Dom Acharya: Celebrating the victory of good over evil

hinduismYou may have recently seen some people in or around Erie with red color plastered (teeka) on their foreheads in a mark known as teeka. You may have wondered about it.

Hindus in Erie were celebrating their high holidays variously called Dashain, Dussehra, Vijaya Dashami or Durga Pooja in different parts of the Hindu world.

There are a few different stories about how it began. One of the most important ones being that the Lord Rama offered prayers to Goddess Durga for nine days (called Navaratri) and was able to achieve victory over the demon king Ravana. As such, this holiday commemorates the victory of the good over evil.

This festival means a lot to me, and the followers of the Hindu tradition. Upon completion of devotion to goddesses for the Navaratri, which culminates on the Vijaya Dashami (the 10th day, of victory), we travel to our family elders and seek blessings from them.
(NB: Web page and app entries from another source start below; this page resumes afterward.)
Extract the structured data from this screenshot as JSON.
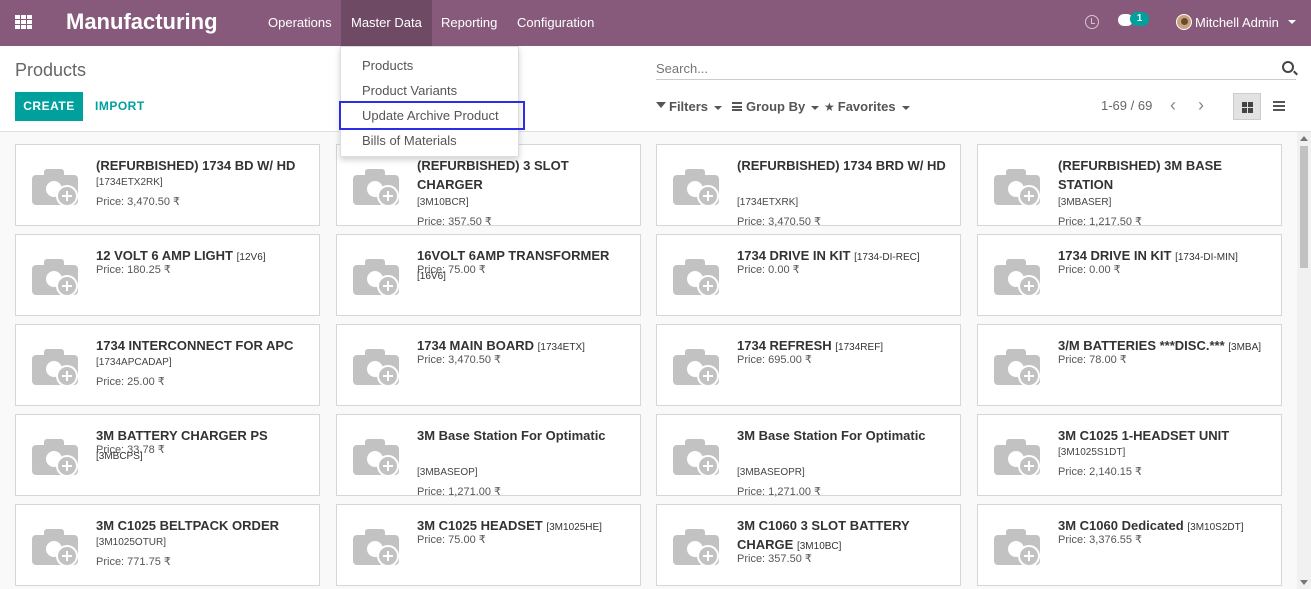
{
  "navbar": {
    "app_name": "Manufacturing",
    "menu": [
      "Operations",
      "Master Data",
      "Reporting",
      "Configuration"
    ],
    "active_menu": "Master Data",
    "chat_count": "1",
    "user_name": "Mitchell Admin",
    "brand_color": "#875a7b"
  },
  "dropdown": {
    "items": [
      "Products",
      "Product Variants",
      "Update Archive Product",
      "Bills of Materials"
    ],
    "highlighted": "Update Archive Product"
  },
  "control_panel": {
    "breadcrumb": "Products",
    "create_label": "CREATE",
    "import_label": "IMPORT",
    "search_placeholder": "Search...",
    "filters_label": "Filters",
    "groupby_label": "Group By",
    "favorites_label": "Favorites",
    "pager": "1-69 / 69",
    "accent_color": "#00a09d"
  },
  "products": [
    {
      "title": "(REFURBISHED) 1734 BD W/ HD",
      "code": "",
      "ref": "[1734ETX2RK]",
      "price": "Price: 3,470.50 ₹"
    },
    {
      "title": "(REFURBISHED) 3 SLOT CHARGER",
      "code": "",
      "ref": "[3M10BCR]",
      "price": "Price: 357.50 ₹"
    },
    {
      "title": "(REFURBISHED) 1734 BRD W/ HD",
      "code": "",
      "ref": "[1734ETXRK]",
      "price": "Price: 3,470.50 ₹"
    },
    {
      "title": "(REFURBISHED) 3M BASE STATION",
      "code": "",
      "ref": "[3MBASER]",
      "price": "Price: 1,217.50 ₹"
    },
    {
      "title": "12 VOLT 6 AMP LIGHT",
      "code": "[12V6]",
      "ref": "",
      "price": "Price: 180.25 ₹"
    },
    {
      "title": "16VOLT 6AMP TRANSFORMER",
      "code": "[16V6]",
      "ref": "",
      "price": "Price: 75.00 ₹"
    },
    {
      "title": "1734 DRIVE IN KIT",
      "code": "[1734-DI-REC]",
      "ref": "",
      "price": "Price: 0.00 ₹"
    },
    {
      "title": "1734 DRIVE IN KIT",
      "code": "[1734-DI-MIN]",
      "ref": "",
      "price": "Price: 0.00 ₹"
    },
    {
      "title": "1734 INTERCONNECT FOR APC",
      "code": "",
      "ref": "[1734APCADAP]",
      "price": "Price: 25.00 ₹"
    },
    {
      "title": "1734 MAIN BOARD",
      "code": "[1734ETX]",
      "ref": "",
      "price": "Price: 3,470.50 ₹"
    },
    {
      "title": "1734 REFRESH",
      "code": "[1734REF]",
      "ref": "",
      "price": "Price: 695.00 ₹"
    },
    {
      "title": "3/M BATTERIES ***DISC.***",
      "code": "[3MBA]",
      "ref": "",
      "price": "Price: 78.00 ₹"
    },
    {
      "title": "3M BATTERY CHARGER PS",
      "code": "[3MBCPS]",
      "ref": "",
      "price": "Price: 33.78 ₹"
    },
    {
      "title": "3M Base Station For Optimatic",
      "code": "",
      "ref": "[3MBASEOP]",
      "price": "Price: 1,271.00 ₹"
    },
    {
      "title": "3M Base Station For Optimatic",
      "code": "",
      "ref": "[3MBASEOPR]",
      "price": "Price: 1,271.00 ₹"
    },
    {
      "title": "3M C1025 1-HEADSET UNIT",
      "code": "",
      "ref": "[3M1025S1DT]",
      "price": "Price: 2,140.15 ₹"
    },
    {
      "title": "3M C1025 BELTPACK ORDER",
      "code": "",
      "ref": "[3M1025OTUR]",
      "price": "Price: 771.75 ₹"
    },
    {
      "title": "3M C1025 HEADSET",
      "code": "[3M1025HE]",
      "ref": "",
      "price": "Price: 75.00 ₹"
    },
    {
      "title": "3M C1060 3 SLOT BATTERY CHARGE",
      "code": "[3M10BC]",
      "ref": "",
      "price": "Price: 357.50 ₹"
    },
    {
      "title": "3M C1060 Dedicated",
      "code": "[3M10S2DT]",
      "ref": "",
      "price": "Price: 3,376.55 ₹"
    }
  ]
}
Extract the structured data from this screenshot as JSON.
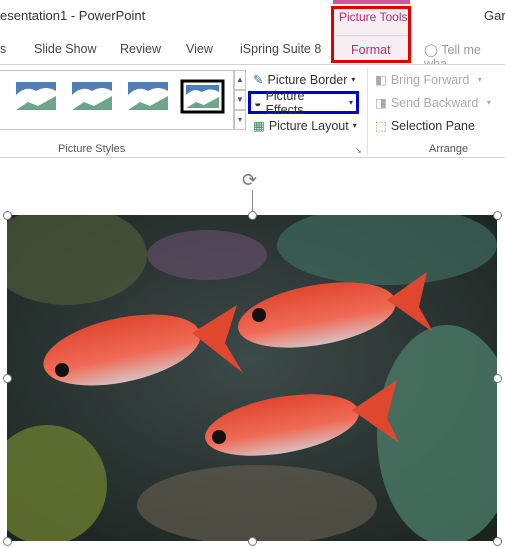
{
  "title": "esentation1 - PowerPoint",
  "user": "Garr",
  "tabs": [
    "s",
    "Slide Show",
    "Review",
    "View",
    "iSpring Suite 8"
  ],
  "context_tab": {
    "group": "Picture Tools",
    "tab": "Format",
    "color": "#c85a9a"
  },
  "tell_me": "Tell me wha",
  "picture_styles": {
    "label": "Picture Styles",
    "commands": {
      "border": "Picture Border",
      "effects": "Picture Effects",
      "layout": "Picture Layout"
    }
  },
  "arrange": {
    "label": "Arrange",
    "bring_forward": "Bring Forward",
    "send_backward": "Send Backward",
    "selection_pane": "Selection Pane"
  },
  "highlights": {
    "context_box": "#e00000",
    "effects_box": "#0000cc"
  }
}
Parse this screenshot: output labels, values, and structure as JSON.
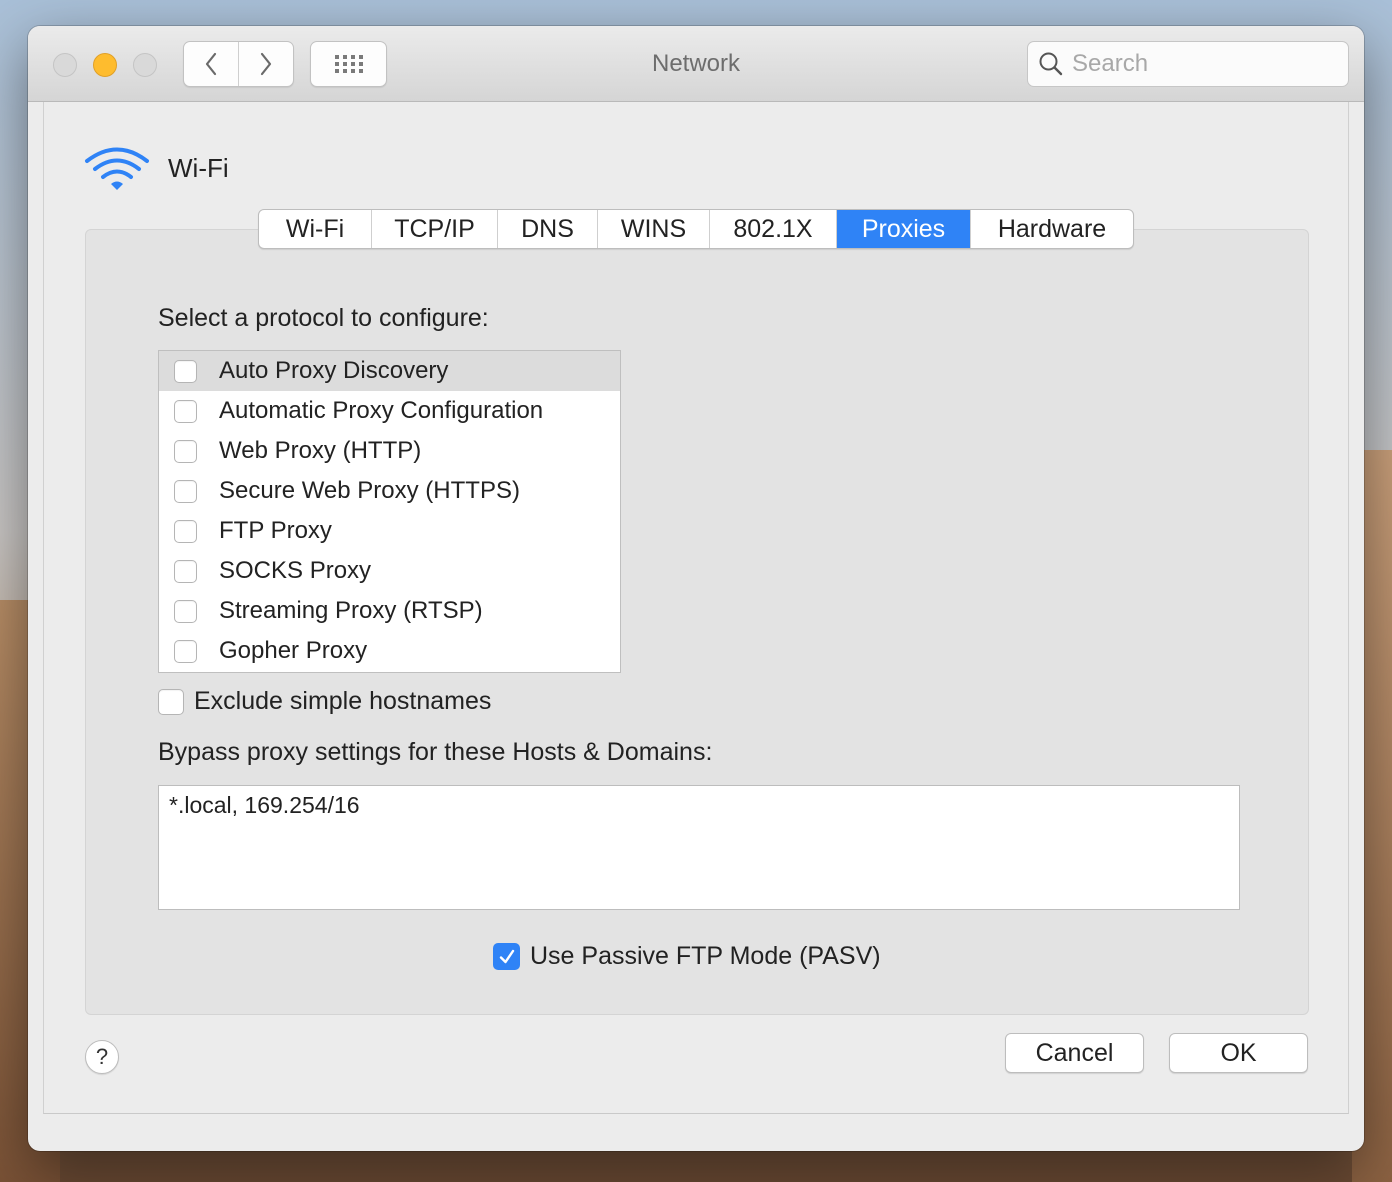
{
  "window": {
    "title": "Network"
  },
  "toolbar": {
    "search_placeholder": "Search"
  },
  "interface": {
    "name": "Wi-Fi"
  },
  "tabs": [
    {
      "label": "Wi-Fi",
      "active": false
    },
    {
      "label": "TCP/IP",
      "active": false
    },
    {
      "label": "DNS",
      "active": false
    },
    {
      "label": "WINS",
      "active": false
    },
    {
      "label": "802.1X",
      "active": false
    },
    {
      "label": "Proxies",
      "active": true
    },
    {
      "label": "Hardware",
      "active": false
    }
  ],
  "proxies": {
    "select_label": "Select a protocol to configure:",
    "protocols": [
      {
        "label": "Auto Proxy Discovery",
        "checked": false,
        "selected": true
      },
      {
        "label": "Automatic Proxy Configuration",
        "checked": false,
        "selected": false
      },
      {
        "label": "Web Proxy (HTTP)",
        "checked": false,
        "selected": false
      },
      {
        "label": "Secure Web Proxy (HTTPS)",
        "checked": false,
        "selected": false
      },
      {
        "label": "FTP Proxy",
        "checked": false,
        "selected": false
      },
      {
        "label": "SOCKS Proxy",
        "checked": false,
        "selected": false
      },
      {
        "label": "Streaming Proxy (RTSP)",
        "checked": false,
        "selected": false
      },
      {
        "label": "Gopher Proxy",
        "checked": false,
        "selected": false
      }
    ],
    "exclude_simple_label": "Exclude simple hostnames",
    "exclude_simple_checked": false,
    "bypass_label": "Bypass proxy settings for these Hosts & Domains:",
    "bypass_value": "*.local, 169.254/16",
    "pasv_label": "Use Passive FTP Mode (PASV)",
    "pasv_checked": true
  },
  "footer": {
    "help_label": "?",
    "cancel_label": "Cancel",
    "ok_label": "OK"
  },
  "colors": {
    "accent": "#2f83f6",
    "minimize": "#febc2e",
    "wifi_icon": "#2f83f6"
  }
}
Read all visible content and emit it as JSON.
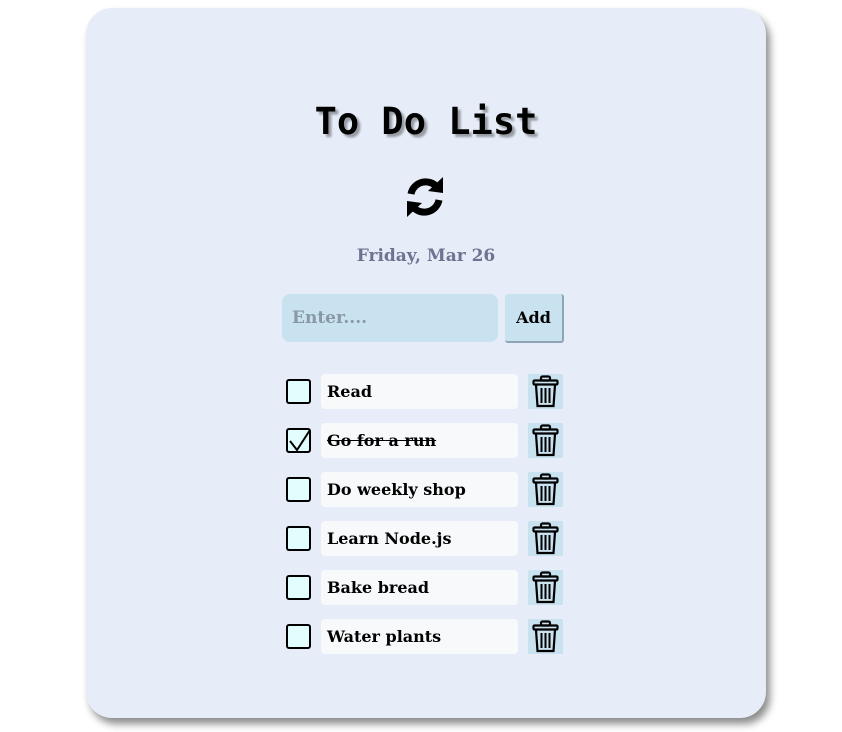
{
  "app": {
    "title": "To Do List",
    "date": "Friday, Mar 26",
    "refresh_icon": "refresh-icon"
  },
  "form": {
    "input_value": "",
    "input_placeholder": "Enter....",
    "add_label": "Add"
  },
  "tasks": [
    {
      "text": "Read",
      "done": false
    },
    {
      "text": "Go for a run",
      "done": true
    },
    {
      "text": "Do weekly shop",
      "done": false
    },
    {
      "text": "Learn Node.js",
      "done": false
    },
    {
      "text": "Bake bread",
      "done": false
    },
    {
      "text": "Water plants",
      "done": false
    }
  ],
  "icons": {
    "delete": "trash-icon",
    "check": "checkmark-icon"
  },
  "colors": {
    "card_background": "#e6edf8",
    "input_background": "#c8e2ef",
    "checkbox_background": "#e2fdfd",
    "date_text": "#6d7391"
  }
}
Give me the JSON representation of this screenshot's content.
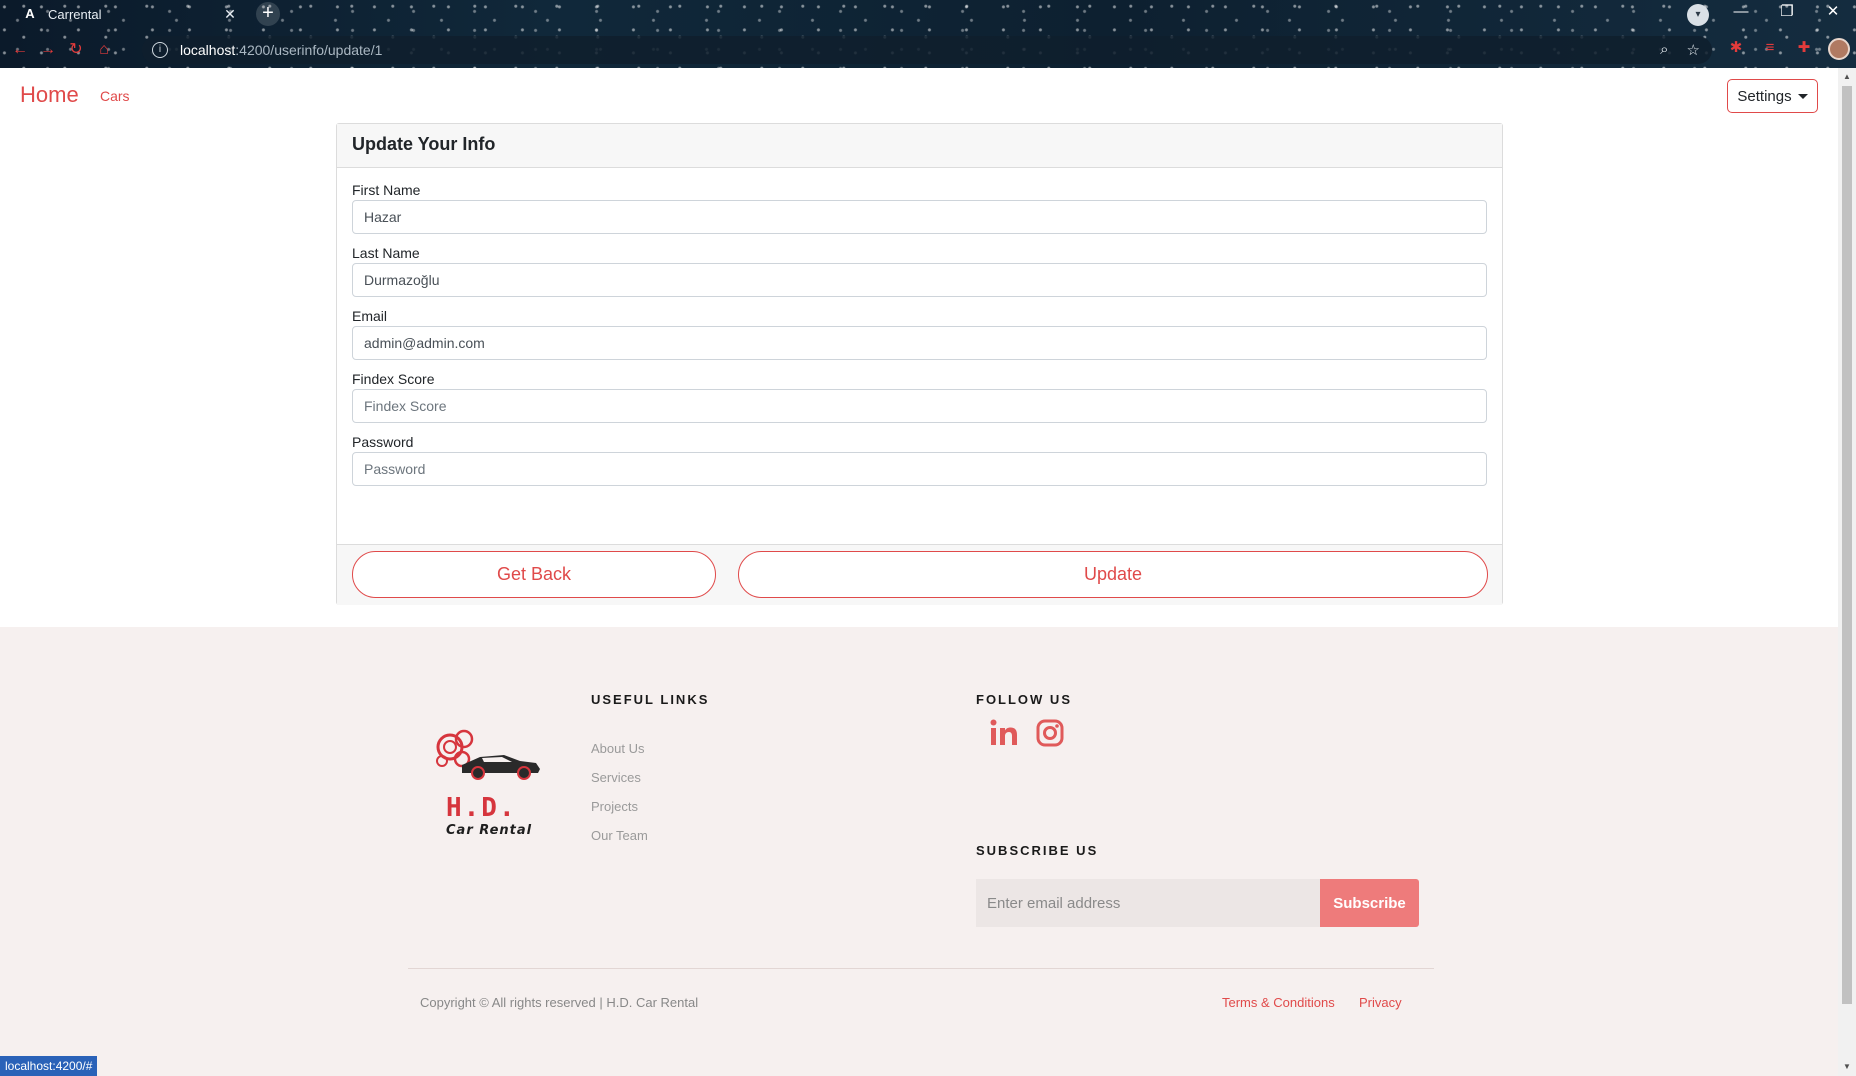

We exchange warm regards for health, prosperity and well-being. Younger ones who seek the blessings may present gifts or cash to the elders. It is a time of celebration. This festival brings together children and their parents. The sisters and brothers may conglomerate at their parents’, where the new generations get to learn from each other.

The daughters and the daughter’s side of the family is presented cash along with the blessings. This festival is one where we offer prayers to a feminine divinity and value the children from female branches of a family more often than not. This helps build strong relationships.

If a family does not have relatives who live nearby and cannot travel far away, they visit local temples and receive teeka and blessings from the priests. Erie is home to approximately 5,000 Hindus. A need for a temple has been felt.

Having been separated from my grandparents, who now live in Sydney, Australia, due to our immigration to the United States, I miss my grandparents a lot during the holidays. This holiday reminds me to be humble and respectful to elders. As a new dad of a son born Oct. 15, I feel very proud of a faith tradition that respects elders as a source of blessings and spirituality.

Reflections is a column by religious leaders in the region. Dom Acharya is a practicing Hindu with the Erie Hindu Society.